Securing Privacy: PI on End-to-End Encryption
PI’s report on end-to-end encryption (E2EE) analyses and defends expanding the use of E2EE to protect our communications. It defines E2EE, delves into its human rights implications, briefly addresses some prominent proposals for government access to E2EE content, and concludes with PI’s recommendations regarding E2EE.
End-to-end encryption (E2EE) contributes significantly to security and privacy. For that reason, PI has long been in favour of the deployment of robust E2EE.
Encryption is a way of securing digital communications using mathematical algorithms that protect the content of a communication while in transmission or storage. It has become essential to our modern digital communications, from personal emails to bank transactions. End-to-end encryption is a form of encryption that is even more private. It ensures that only the “ends” of the communication, usually the person who sent the message and the intended recipient(s), can decrypt and read the message.
As described in more detail in PI’s paper on E2EE, E2EE attempts to recreate, in the digital world, the guarantees of privacy that have traditionally applied in private face-to-face conversations.
As more of people’s lives are lived in the digital realm, communication security tools, such as E2EE, are increasingly important to the protection of human rights, including the right to privacy. E2EE gives us access to safe and private spaces for personal development where we can communicate without interference. It protects us from criminals. It protects us from unnecessary and disproportionate surveillance. This secure space is also essential for those who seek to challenge powerful interests, including journalists, protestors, political opposition and human rights defenders. E2EE thereby facilitates the exercise of human rights beyond privacy, including freedom of expression and opinion. Such a space is necessary for all of us.
But E2EE is not universally applauded. Governments see the expansion of E2EE as a threat to their ability to access our communications. Governments may occasionally have legitimate reasons to seek this access, including for targeted law enforcement investigations. An E2EE communication, however, is not as easy to access as other forms of digital communications. Indeed, allowing governments to obtain the content of the communication while in transit would destroy its end-to-end encrypted nature. For that reason, governments have put forth a variety of proposals for how to access E2EE communications while, purportedly, retaining their security. We briefly address some of the most prominent of these proposals in the paper.

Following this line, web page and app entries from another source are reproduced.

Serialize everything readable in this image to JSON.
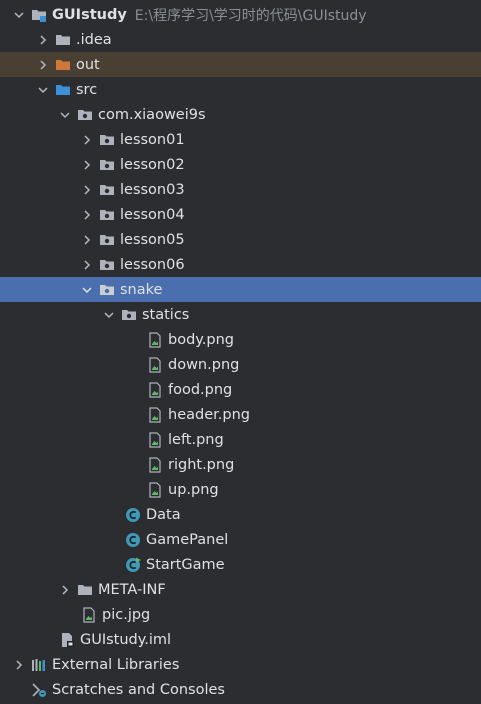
{
  "root": {
    "name": "GUIstudy",
    "path": "E:\\程序学习\\学习时的代码\\GUIstudy"
  },
  "nodes": [
    {
      "label": ".idea"
    },
    {
      "label": "out"
    },
    {
      "label": "src"
    },
    {
      "label": "com.xiaowei9s"
    },
    {
      "label": "lesson01"
    },
    {
      "label": "lesson02"
    },
    {
      "label": "lesson03"
    },
    {
      "label": "lesson04"
    },
    {
      "label": "lesson05"
    },
    {
      "label": "lesson06"
    },
    {
      "label": "snake"
    },
    {
      "label": "statics"
    },
    {
      "label": "body.png"
    },
    {
      "label": "down.png"
    },
    {
      "label": "food.png"
    },
    {
      "label": "header.png"
    },
    {
      "label": "left.png"
    },
    {
      "label": "right.png"
    },
    {
      "label": "up.png"
    },
    {
      "label": "Data"
    },
    {
      "label": "GamePanel"
    },
    {
      "label": "StartGame"
    },
    {
      "label": "META-INF"
    },
    {
      "label": "pic.jpg"
    },
    {
      "label": "GUIstudy.iml"
    },
    {
      "label": "External Libraries"
    },
    {
      "label": "Scratches and Consoles"
    }
  ],
  "colors": {
    "background": "#2b2d30",
    "selection": "#4b6eaf",
    "excluded_row": "#4a3f33",
    "folder": "#aeb3bb",
    "excluded_folder": "#d0773c",
    "source_folder": "#3d8fd6",
    "class_icon": "#3f9ab8"
  }
}
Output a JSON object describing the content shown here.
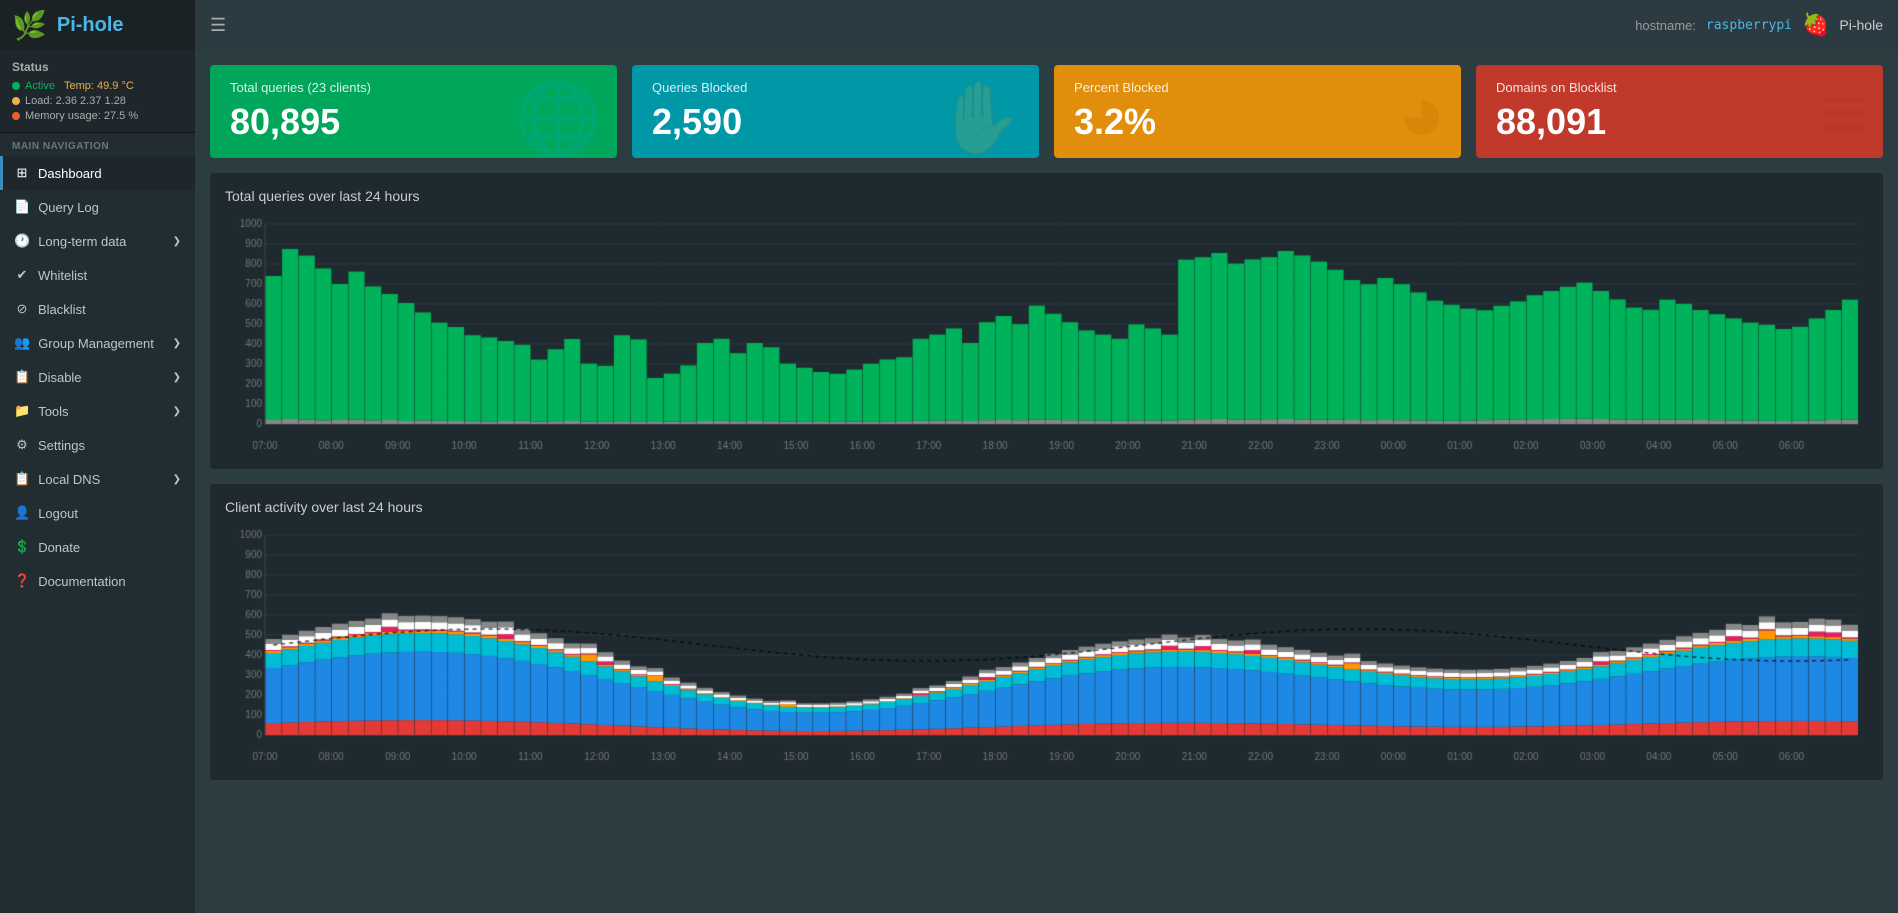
{
  "topbar": {
    "menu_icon": "☰",
    "hostname_label": "hostname:",
    "hostname_value": "raspberrypi",
    "pi_icon": "🍓",
    "app_name": "Pi-hole"
  },
  "sidebar": {
    "title": "Pi-hole",
    "logo": "🍃",
    "status": {
      "label": "Status",
      "active_label": "Active",
      "temp_label": "Temp: 49.9 °C",
      "load_label": "Load: 2.36  2.37  1.28",
      "memory_label": "Memory usage: 27.5 %"
    },
    "nav_section": "MAIN NAVIGATION",
    "items": [
      {
        "id": "dashboard",
        "label": "Dashboard",
        "icon": "⊞",
        "active": true
      },
      {
        "id": "query-log",
        "label": "Query Log",
        "icon": "📄",
        "active": false
      },
      {
        "id": "long-term",
        "label": "Long-term data",
        "icon": "🕐",
        "active": false,
        "has_chevron": true
      },
      {
        "id": "whitelist",
        "label": "Whitelist",
        "icon": "✅",
        "active": false
      },
      {
        "id": "blacklist",
        "label": "Blacklist",
        "icon": "🚫",
        "active": false
      },
      {
        "id": "group-mgmt",
        "label": "Group Management",
        "icon": "👥",
        "active": false,
        "has_chevron": true
      },
      {
        "id": "disable",
        "label": "Disable",
        "icon": "📋",
        "active": false,
        "has_chevron": true
      },
      {
        "id": "tools",
        "label": "Tools",
        "icon": "📁",
        "active": false,
        "has_chevron": true
      },
      {
        "id": "settings",
        "label": "Settings",
        "icon": "⚙",
        "active": false
      },
      {
        "id": "local-dns",
        "label": "Local DNS",
        "icon": "📋",
        "active": false,
        "has_chevron": true
      },
      {
        "id": "logout",
        "label": "Logout",
        "icon": "👤",
        "active": false
      },
      {
        "id": "donate",
        "label": "Donate",
        "icon": "💲",
        "active": false
      },
      {
        "id": "documentation",
        "label": "Documentation",
        "icon": "❓",
        "active": false
      }
    ]
  },
  "stats": [
    {
      "id": "total-queries",
      "label": "Total queries (23 clients)",
      "value": "80,895",
      "color": "green",
      "icon": "🌐"
    },
    {
      "id": "queries-blocked",
      "label": "Queries Blocked",
      "value": "2,590",
      "color": "blue",
      "icon": "✋"
    },
    {
      "id": "percent-blocked",
      "label": "Percent Blocked",
      "value": "3.2%",
      "color": "orange",
      "icon": "🥧"
    },
    {
      "id": "domains-blocklist",
      "label": "Domains on Blocklist",
      "value": "88,091",
      "color": "red",
      "icon": "📋"
    }
  ],
  "charts": {
    "queries_title": "Total queries over last 24 hours",
    "client_title": "Client activity over last 24 hours",
    "y_labels": [
      "0",
      "100",
      "200",
      "300",
      "400",
      "500",
      "600",
      "700",
      "800",
      "900",
      "1000"
    ],
    "x_labels": [
      "07:00",
      "08:00",
      "09:00",
      "10:00",
      "11:00",
      "12:00",
      "13:00",
      "14:00",
      "15:00",
      "16:00",
      "17:00",
      "18:00",
      "19:00",
      "20:00",
      "21:00",
      "22:00",
      "23:00",
      "00:00",
      "01:00",
      "02:00",
      "03:00",
      "04:00",
      "05:00",
      "06:00"
    ]
  }
}
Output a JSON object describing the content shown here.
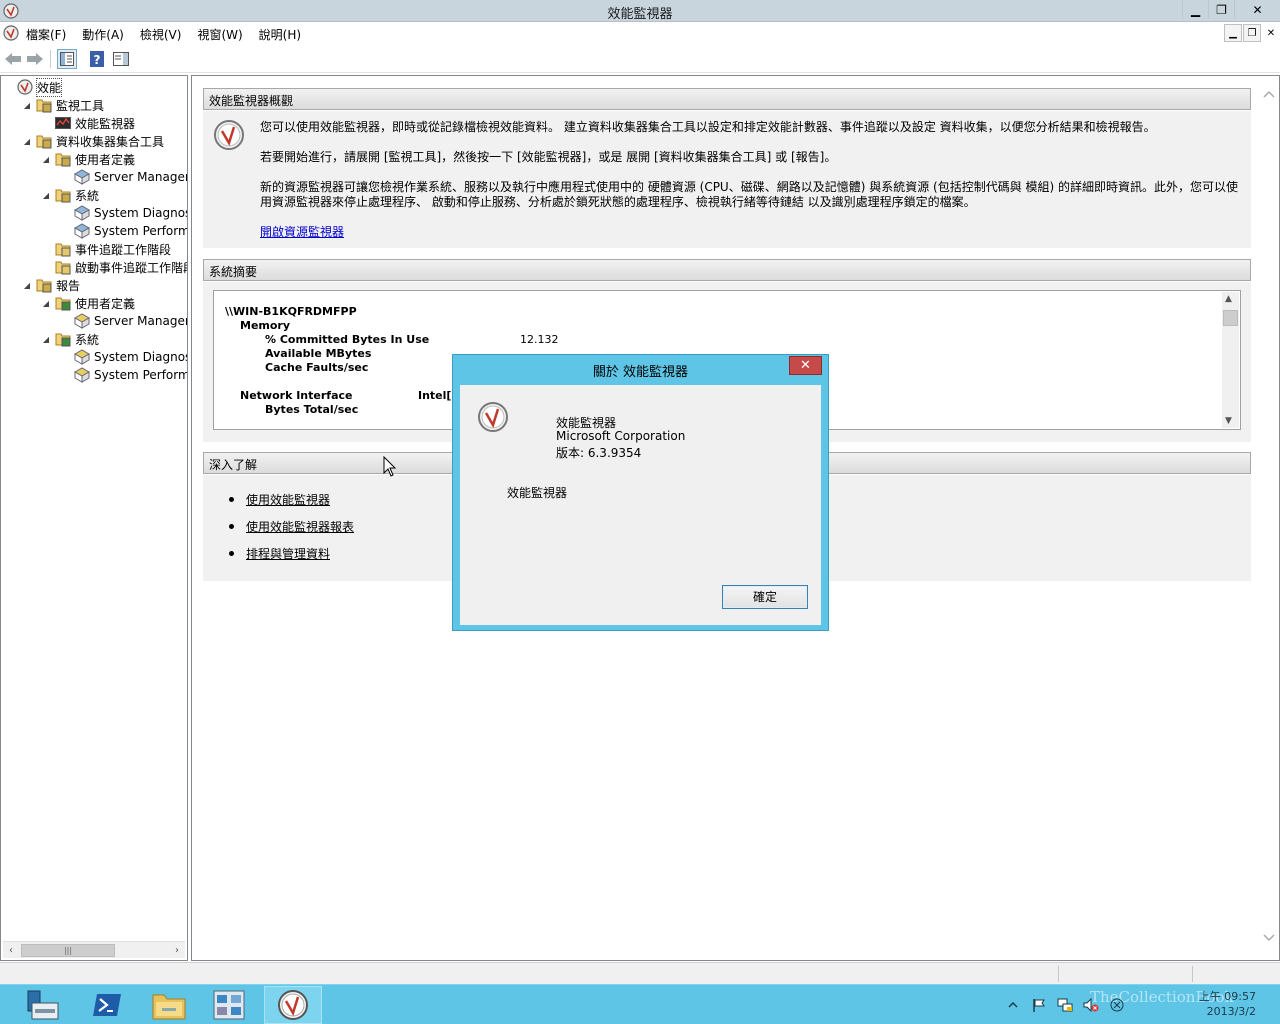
{
  "window": {
    "title": "效能監視器",
    "minimize": "▁",
    "restore": "❐",
    "close": "✕"
  },
  "menu": {
    "items": [
      "檔案(F)",
      "動作(A)",
      "檢視(V)",
      "視窗(W)",
      "說明(H)"
    ],
    "mdi_minimize": "▁",
    "mdi_restore": "❐",
    "mdi_close": "✕"
  },
  "tree": {
    "items": [
      {
        "label": "效能",
        "level": 0,
        "exp": ""
      },
      {
        "label": "監視工具",
        "level": 1,
        "exp": "◢"
      },
      {
        "label": "效能監視器",
        "level": 2,
        "exp": ""
      },
      {
        "label": "資料收集器集合工具",
        "level": 1,
        "exp": "◢"
      },
      {
        "label": "使用者定義",
        "level": 2,
        "exp": "◢"
      },
      {
        "label": "Server Manager Pe",
        "level": 3,
        "exp": ""
      },
      {
        "label": "系統",
        "level": 2,
        "exp": "◢"
      },
      {
        "label": "System Diagnostic",
        "level": 3,
        "exp": ""
      },
      {
        "label": "System Performan",
        "level": 3,
        "exp": ""
      },
      {
        "label": "事件追蹤工作階段",
        "level": 2,
        "exp": ""
      },
      {
        "label": "啟動事件追蹤工作階段",
        "level": 2,
        "exp": ""
      },
      {
        "label": "報告",
        "level": 1,
        "exp": "◢"
      },
      {
        "label": "使用者定義",
        "level": 2,
        "exp": "◢"
      },
      {
        "label": "Server Manager Pe",
        "level": 3,
        "exp": ""
      },
      {
        "label": "系統",
        "level": 2,
        "exp": "◢"
      },
      {
        "label": "System Diagnostic",
        "level": 3,
        "exp": ""
      },
      {
        "label": "System Performan",
        "level": 3,
        "exp": ""
      }
    ],
    "scroll_left": "‹",
    "scroll_right": "›",
    "scroll_grip": "|||"
  },
  "overview": {
    "header": "效能監視器概觀",
    "p1": "您可以使用效能監視器，即時或從記錄檔檢視效能資料。 建立資料收集器集合工具以設定和排定效能計數器、事件追蹤以及設定 資料收集，以便您分析結果和檢視報告。",
    "p2": "若要開始進行，請展開 [監視工具]，然後按一下 [效能監視器]，或是 展開 [資料收集器集合工具] 或 [報告]。",
    "p3": "新的資源監視器可讓您檢視作業系統、服務以及執行中應用程式使用中的 硬體資源 (CPU、磁碟、網路以及記憶體) 與系統資源 (包括控制代碼與 模組) 的詳細即時資訊。此外，您可以使用資源監視器來停止處理程序、 啟動和停止服務、分析處於鎖死狀態的處理程序、檢視執行緒等待鏈結 以及識別處理程序鎖定的檔案。",
    "link": "開啟資源監視器"
  },
  "summary": {
    "header": "系統摘要",
    "machine": "\\\\WIN-B1KQFRDMFPP",
    "memory": "Memory",
    "committed": "% Committed Bytes In Use",
    "committed_value": "12.132",
    "available": "Available MBytes",
    "cache": "Cache Faults/sec",
    "network": "Network Interface",
    "network_adapter": "Intel[R",
    "bytes_total": "Bytes Total/sec",
    "scroll_up": "▲",
    "scroll_down": "▼"
  },
  "learn": {
    "header": "深入了解",
    "links": [
      "使用效能監視器",
      "使用效能監視器報表",
      "排程與管理資料"
    ]
  },
  "dialog": {
    "title": "關於 效能監視器",
    "close": "✕",
    "product": "效能監視器",
    "company": "Microsoft Corporation",
    "version": "版本: 6.3.9354",
    "description": "效能監視器",
    "ok": "確定"
  },
  "taskbar": {
    "clock_time": "上午 09:57",
    "clock_date": "2013/3/2",
    "watermark": "TheCollectionBook"
  },
  "colors": {
    "taskbar": "#5ec5e6",
    "dialog_frame": "#5ec5e6",
    "close_red": "#c74a4a",
    "link": "#0000cc"
  }
}
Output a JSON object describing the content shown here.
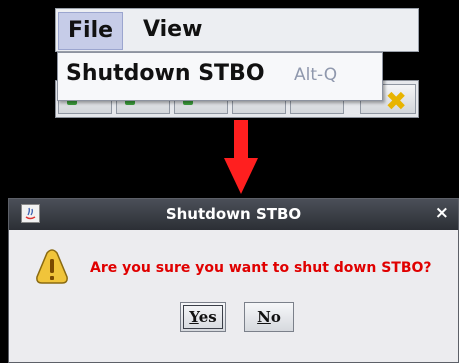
{
  "menubar": {
    "items": [
      {
        "label": "File"
      },
      {
        "label": "View"
      }
    ]
  },
  "menu_file": {
    "item_label": "Shutdown STBO",
    "item_accelerator": "Alt-Q"
  },
  "dialog": {
    "title": "Shutdown STBO",
    "close_glyph": "×",
    "message": "Are you sure you want to shut down STBO?",
    "buttons": [
      {
        "label_mnemonic": "Y",
        "label_rest": "es"
      },
      {
        "label_mnemonic": "N",
        "label_rest": "o"
      }
    ]
  },
  "colors": {
    "arrow": "#ff1f1f",
    "message": "#e00000",
    "warning_fill": "#f0c43a"
  },
  "icons": {
    "java_app": "java-icon",
    "warning": "warning-icon",
    "arrow": "red-down-arrow",
    "toolbar_exit": "exit-x-icon"
  }
}
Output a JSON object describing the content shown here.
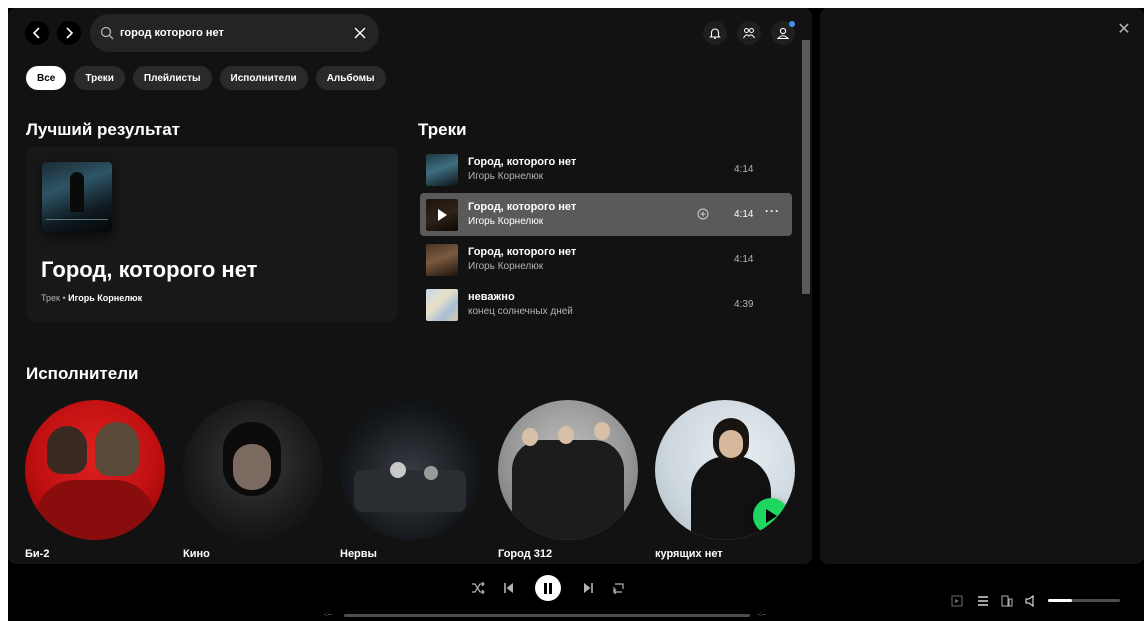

To date, no proposal has successfully preserved E2EE while also providing government authorities the access they seek. Other less intrusive investigative techniques, such as targeted surveillance of communications subject to robust safeguards, remain open to governments, however.
On balance, PI remains strongly in favour of the continued expansion of E2EE to secure our communications. Breaking E2EE puts our privacy, security and freedom at risk.
For these reasons:
PI supports the expansion of end-to-end encryption and would like to see end-to-end encryption be the default in devices, messaging services, networks and platforms for data in-transit. This not only creates more secure communications but reduces the potential for data exploitation by companies who will no longer have access to the content of the E2EE communications.
PI encourages the use of end-to-end encryption because it protects the security of our communications and raises the cost of modern, intrusive forms of surveillance like mass surveillance of the content of communications. This helps restore the balance between increasingly powerful forms of technological surveillance and our human rights.
PI recommends end-to-end encryption be legally available for use by everyone, and especially by human rights defenders, journalists and others at risk around the world. But such use must come with the caution that encryption secures the content of communications but rarely secures the metadata of communications. Some states also place restrictions, including criminal sanctions, on the use of encryption, so prospective users should be aware of their local law.
PI opposes current proposals by governments, intelligence agencies and law enforcement agencies for access to the content of or the banning of end-to-end encrypted communications. PI opposes the imposition of requirements for mandatory general client-side scanning. Such proposals take away important security protections and are disproportionate, threatening multiple human rights, including privacy and freedom of expression. Breaking encryption for one government breaks it for everyone.